   if(cycles&4) asm volatile("push r26 \n\t pop r26"); \

This code is already pushing for efficiency. It is even willing to trade this for some side effect. Namely: it will temporarily allocate some stack space. Thus a 4 cycle delay might push a program that is running out of ram over the edge.

So I understand your argument, but looking at the code I concluded that the author wants to push for maximum flash memory efficiency. Otherwise the 4th line should read

   if(cycles&4) asm volatile("nop \n\t nop \n\t nop \n\t nop"); \

Of course it is your decision but I suspect that most of the users will never ever look up the code. Those that do and can read assembler will most probably understand this trick immediately.


Are you guys aware of the builtin AVR GCC function:
extern void __builtin_avr_delay_cycles(unsigned long __n);

Why not use that instead of trying to figure out how to generate code for the desired cycles?

The compiler will generate inline code, in fact better than some of these examples above by using a collection of various instructions to create a delay for the requested number of clock cycles.

That way the higher level macros simply have to do the math to convert wall clock time to CPU cycles and then call the builtin function to generate the code for the cycle delays.

Not wanting to do that?
Then consider using Hans Heinrichs delay routines.
Which are already done and fully debugged.

They work and are being used in the newest version of the ks0108/GLCD library for low level sub microsecond (100s of nanoseconds range) delays.

And for those that may ask “why not use the AVR libC <util/delay.h>”?
The reason is that the <util/delay.h> routines have terrible rounding errors in them, which make them totally unusable when needing delays down in the single microsecond or less than microsecond range.
They give you delays in multiples of 3 clocks, so you end up with delays that are potentially -2/+2 clocks of what delay is really possible given what you ask for with respect to your CPU clock frequency.
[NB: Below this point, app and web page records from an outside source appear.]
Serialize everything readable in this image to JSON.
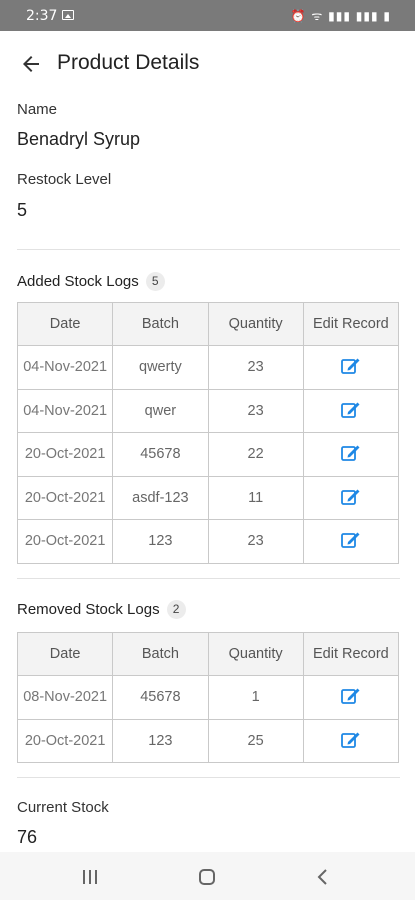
{
  "status_bar": {
    "time": "2:37",
    "right_indicators": "⏰ ᯤ ▮▮▮ ▮▮▮ ▮"
  },
  "app_bar": {
    "title": "Product Details"
  },
  "fields": {
    "name_label": "Name",
    "name_value": "Benadryl Syrup",
    "restock_label": "Restock Level",
    "restock_value": "5",
    "current_stock_label": "Current Stock",
    "current_stock_value": "76"
  },
  "added_logs": {
    "title": "Added Stock Logs",
    "count": "5",
    "headers": [
      "Date",
      "Batch",
      "Quantity",
      "Edit Record"
    ],
    "rows": [
      {
        "date": "04-Nov-2021",
        "batch": "qwerty",
        "quantity": "23"
      },
      {
        "date": "04-Nov-2021",
        "batch": "qwer",
        "quantity": "23"
      },
      {
        "date": "20-Oct-2021",
        "batch": "45678",
        "quantity": "22"
      },
      {
        "date": "20-Oct-2021",
        "batch": "asdf-123",
        "quantity": "11"
      },
      {
        "date": "20-Oct-2021",
        "batch": "123",
        "quantity": "23"
      }
    ]
  },
  "removed_logs": {
    "title": "Removed Stock Logs",
    "count": "2",
    "headers": [
      "Date",
      "Batch",
      "Quantity",
      "Edit Record"
    ],
    "rows": [
      {
        "date": "08-Nov-2021",
        "batch": "45678",
        "quantity": "1"
      },
      {
        "date": "20-Oct-2021",
        "batch": "123",
        "quantity": "25"
      }
    ]
  },
  "icons": {
    "back": "arrow-left-icon",
    "edit": "edit-icon",
    "nav_recents": "recents-icon",
    "nav_home": "home-icon",
    "nav_back": "chevron-left-icon"
  },
  "colors": {
    "accent": "#1e88e5",
    "status_bar": "#7a7a7a",
    "table_header": "#f3f3f3"
  }
}
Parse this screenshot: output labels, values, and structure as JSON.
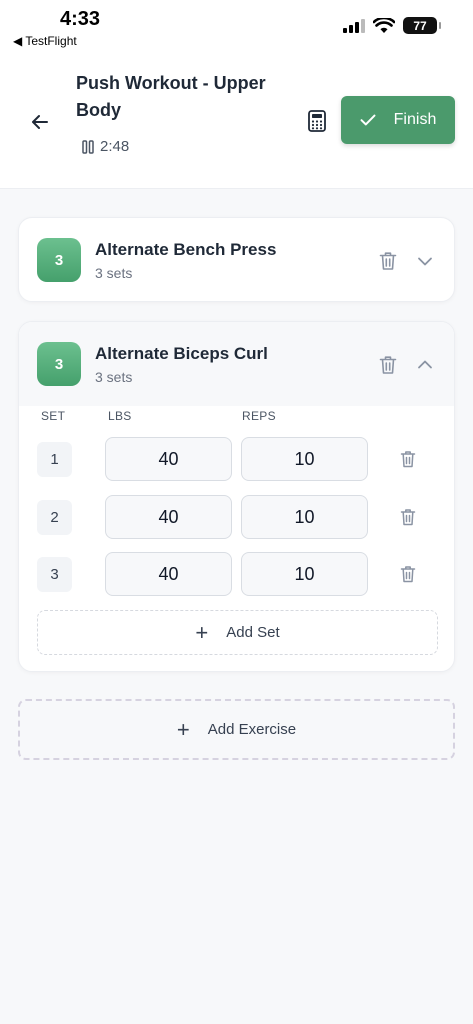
{
  "status_bar": {
    "time": "4:33",
    "back_app": "◀ TestFlight",
    "battery": "77"
  },
  "header": {
    "title": "Push Workout - Upper Body",
    "timer": "2:48",
    "finish_label": "Finish"
  },
  "exercises": [
    {
      "badge": "3",
      "name": "Alternate Bench Press",
      "sets_label": "3 sets",
      "expanded": false
    },
    {
      "badge": "3",
      "name": "Alternate Biceps Curl",
      "sets_label": "3 sets",
      "expanded": true,
      "columns": {
        "set": "SET",
        "weight": "LBS",
        "reps": "REPS"
      },
      "sets": [
        {
          "set": "1",
          "weight": "40",
          "reps": "10"
        },
        {
          "set": "2",
          "weight": "40",
          "reps": "10"
        },
        {
          "set": "3",
          "weight": "40",
          "reps": "10"
        }
      ],
      "add_set_label": "Add Set"
    }
  ],
  "add_exercise_label": "Add Exercise",
  "colors": {
    "accent": "#4b9a6c",
    "badge": "#5bb07f"
  }
}
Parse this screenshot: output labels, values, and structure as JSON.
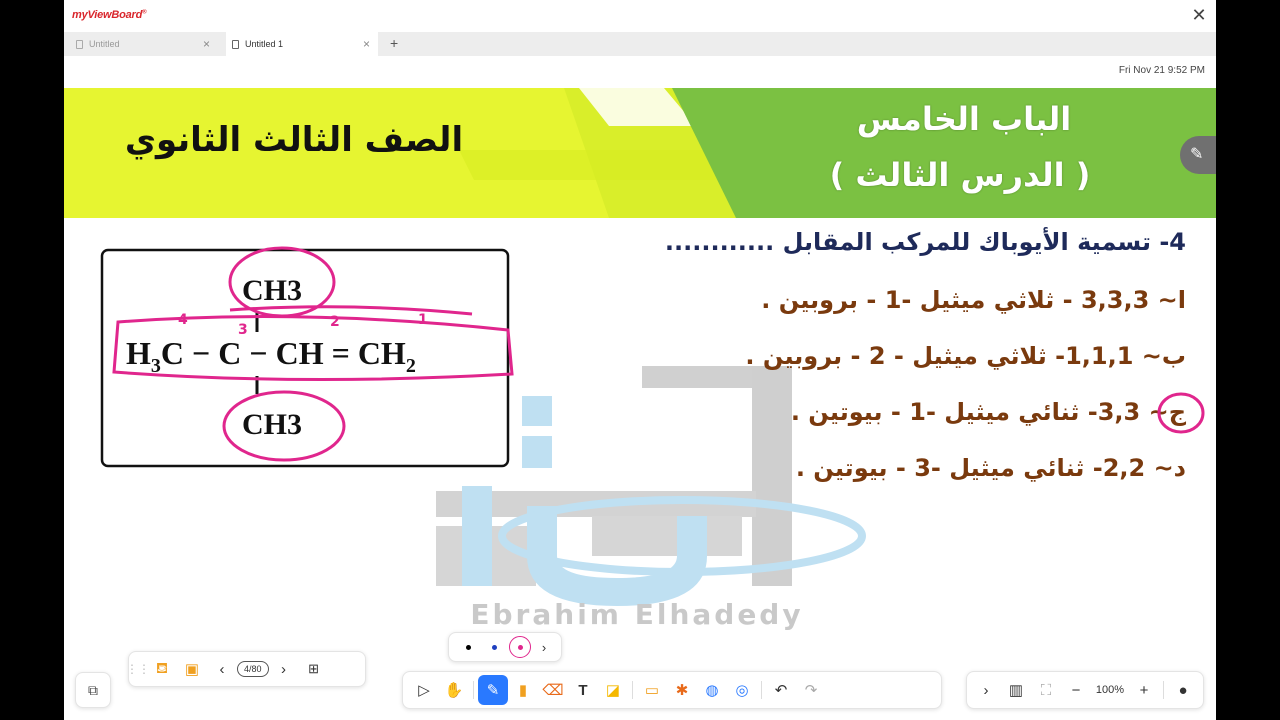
{
  "app": {
    "logo_text": "myViewBoard",
    "close_glyph": "✕"
  },
  "tabs": [
    {
      "label": "Untitled",
      "active": false
    },
    {
      "label": "Untitled 1",
      "active": true
    }
  ],
  "tab_add": "+",
  "datetime": "Fri Nov 21 9:52 PM",
  "slide": {
    "banner_left_title": "الصف الثالث الثانوي",
    "banner_right_line1": "الباب الخامس",
    "banner_right_line2": "( الدرس الثالث )",
    "banner_colors": {
      "yellow": "#e6f531",
      "green": "#7bc142"
    },
    "question": "4- تسمية الأيوباك للمركب المقابل ............",
    "options": [
      "ا~ 3,3,3 - ثلاثي ميثيل -1 - بروبين .",
      "ب~ 1,1,1- ثلاثي ميثيل - 2 - بروبين .",
      "ج~ 3,3- ثنائي ميثيل -1 - بيوتين .",
      "د~ 2,2- ثنائي ميثيل -3 - بيوتين ."
    ],
    "option_color": "#7a3a0e",
    "question_color": "#1e2a5a",
    "structure": {
      "top_group": "CH3",
      "main_chain": [
        "H3C",
        "C",
        "CH",
        "CH2"
      ],
      "bottom_group": "CH3",
      "annotation_numbers": [
        "4",
        "3",
        "2",
        "1"
      ],
      "annotation_color": "#e0268d"
    },
    "watermark": "Ebrahim Elhadedy"
  },
  "toolbar_left": {
    "page_indicator": "4/80"
  },
  "toolbar_right": {
    "zoom": "100%"
  },
  "pen_colors": [
    "#000000",
    "#1f3fbf",
    "#e0268d"
  ]
}
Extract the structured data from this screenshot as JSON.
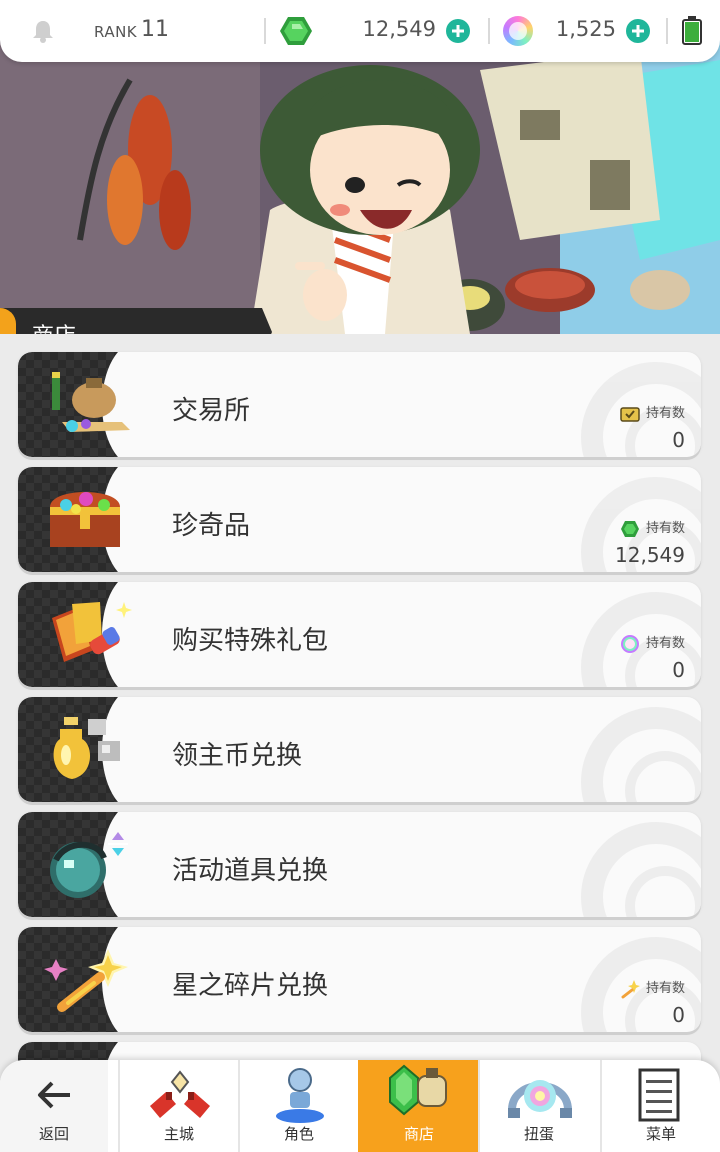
{
  "topbar": {
    "notification_icon": "bell-icon",
    "rank_label": "RANK",
    "rank_value": "11",
    "gems": "12,549",
    "orbs": "1,525",
    "battery_icon": "battery-charging-icon"
  },
  "banner": {
    "title": "商店"
  },
  "shop_items": [
    {
      "label": "交易所",
      "icon": "trade-bag-icon",
      "owned_label": "持有数",
      "owned_icon": "ticket-icon",
      "owned_value": "0"
    },
    {
      "label": "珍奇品",
      "icon": "treasure-chest-icon",
      "owned_label": "持有数",
      "owned_icon": "green-gem-icon",
      "owned_value": "12,549"
    },
    {
      "label": "购买特殊礼包",
      "icon": "special-pack-icon",
      "owned_label": "持有数",
      "owned_icon": "rainbow-orb-icon",
      "owned_value": "0"
    },
    {
      "label": "领主币兑换",
      "icon": "lord-coin-icon",
      "owned_label": "",
      "owned_icon": "",
      "owned_value": ""
    },
    {
      "label": "活动道具兑换",
      "icon": "event-item-icon",
      "owned_label": "",
      "owned_icon": "",
      "owned_value": ""
    },
    {
      "label": "星之碎片兑换",
      "icon": "star-shard-icon",
      "owned_label": "持有数",
      "owned_icon": "star-shard-small-icon",
      "owned_value": "0"
    }
  ],
  "nav": {
    "back": "返回",
    "home": "主城",
    "characters": "角色",
    "shop": "商店",
    "gacha": "扭蛋",
    "menu": "菜单"
  },
  "colors": {
    "accent_orange": "#f7a11c",
    "plus_green": "#1fb69a",
    "gem_green": "#3cbf4a"
  }
}
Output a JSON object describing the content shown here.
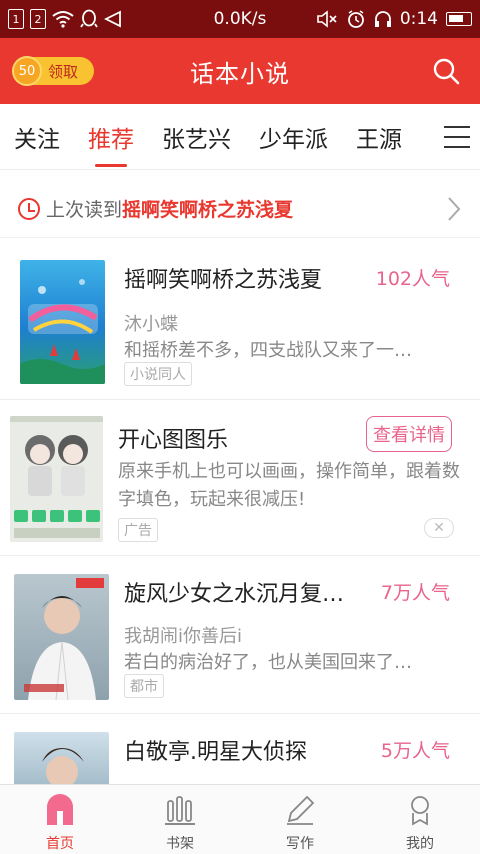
{
  "status_bar": {
    "sim1": "1",
    "sim2": "2",
    "speed": "0.0K/s",
    "time": "0:14"
  },
  "header": {
    "coin_amount": "50",
    "claim_label": "领取",
    "title": "话本小说"
  },
  "tabs": [
    {
      "label": "关注",
      "active": false
    },
    {
      "label": "推荐",
      "active": true
    },
    {
      "label": "张艺兴",
      "active": false
    },
    {
      "label": "少年派",
      "active": false
    },
    {
      "label": "王源",
      "active": false
    }
  ],
  "last_read": {
    "prefix": "上次读到",
    "title": "摇啊笑啊桥之苏浅夏"
  },
  "items": [
    {
      "title": "摇啊笑啊桥之苏浅夏",
      "popularity": "102人气",
      "author": "沐小蝶",
      "desc": "和摇桥差不多，四支战队又来了一…",
      "tag": "小说同人"
    },
    {
      "title": "旋风少女之水沉月复…",
      "popularity": "7万人气",
      "author": "我胡闹i你善后i",
      "desc": "若白的病治好了，也从美国回来了…",
      "tag": "都市"
    },
    {
      "title": "白敬亭.明星大侦探",
      "popularity": "5万人气",
      "author": "",
      "desc": "",
      "tag": ""
    }
  ],
  "ad": {
    "title": "开心图图乐",
    "button": "查看详情",
    "desc": "原来手机上也可以画画，操作简单，跟着数字填色，玩起来很减压!",
    "tag": "广告"
  },
  "bottom_nav": [
    {
      "label": "首页",
      "icon": "home-icon",
      "active": true
    },
    {
      "label": "书架",
      "icon": "bookshelf-icon",
      "active": false
    },
    {
      "label": "写作",
      "icon": "pen-icon",
      "active": false
    },
    {
      "label": "我的",
      "icon": "user-icon",
      "active": false
    }
  ],
  "colors": {
    "brand_red": "#e8382f",
    "popularity_pink": "#e9648c",
    "status_bar": "#7a0d0d"
  }
}
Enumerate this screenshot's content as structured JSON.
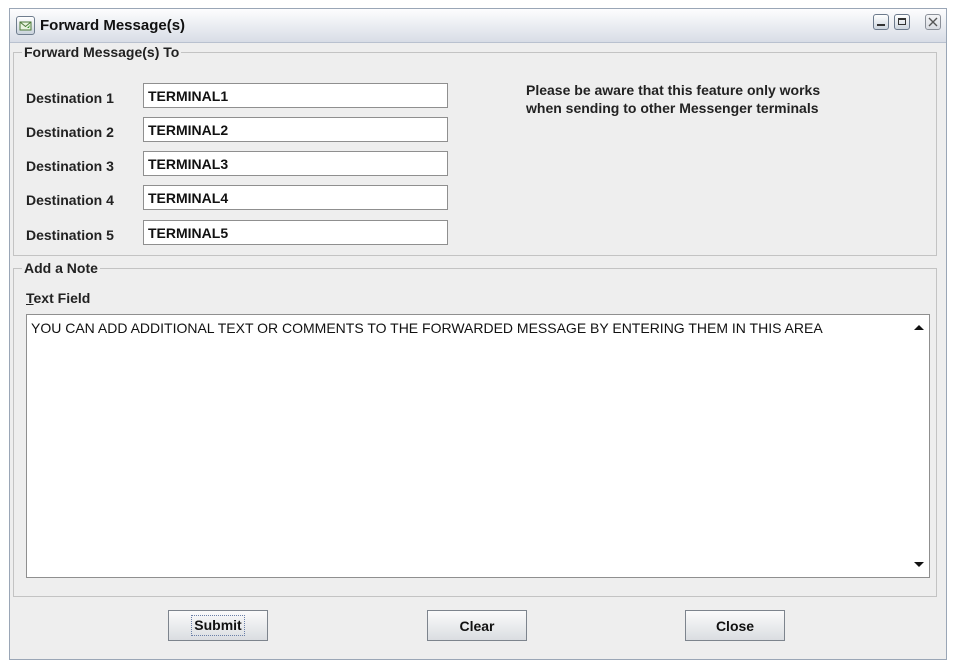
{
  "window": {
    "title": "Forward Message(s)"
  },
  "forward_group": {
    "legend": "Forward Message(s) To",
    "destinations": [
      {
        "label": "Destination 1",
        "value": "TERMINAL1"
      },
      {
        "label": "Destination 2",
        "value": "TERMINAL2"
      },
      {
        "label": "Destination 3",
        "value": "TERMINAL3"
      },
      {
        "label": "Destination 4",
        "value": "TERMINAL4"
      },
      {
        "label": "Destination 5",
        "value": "TERMINAL5"
      }
    ],
    "notice_line1": "Please be aware that this feature only works",
    "notice_line2": "when sending to other Messenger terminals"
  },
  "note_group": {
    "legend": "Add a Note",
    "field_label_mnemonic": "T",
    "field_label_rest": "ext Field",
    "text": "YOU CAN ADD ADDITIONAL TEXT OR COMMENTS TO THE FORWARDED MESSAGE BY ENTERING THEM IN THIS AREA"
  },
  "buttons": {
    "submit": "Submit",
    "clear": "Clear",
    "close": "Close"
  },
  "icons": {
    "app": "envelope-icon",
    "minimize": "minimize-icon",
    "maximize": "maximize-icon",
    "close": "close-icon",
    "scroll_up": "scroll-up-arrow-icon",
    "scroll_down": "scroll-down-arrow-icon"
  }
}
Han’s routines do not suffer from these rounding errors and are much more accurate for longer delays as well.

— bill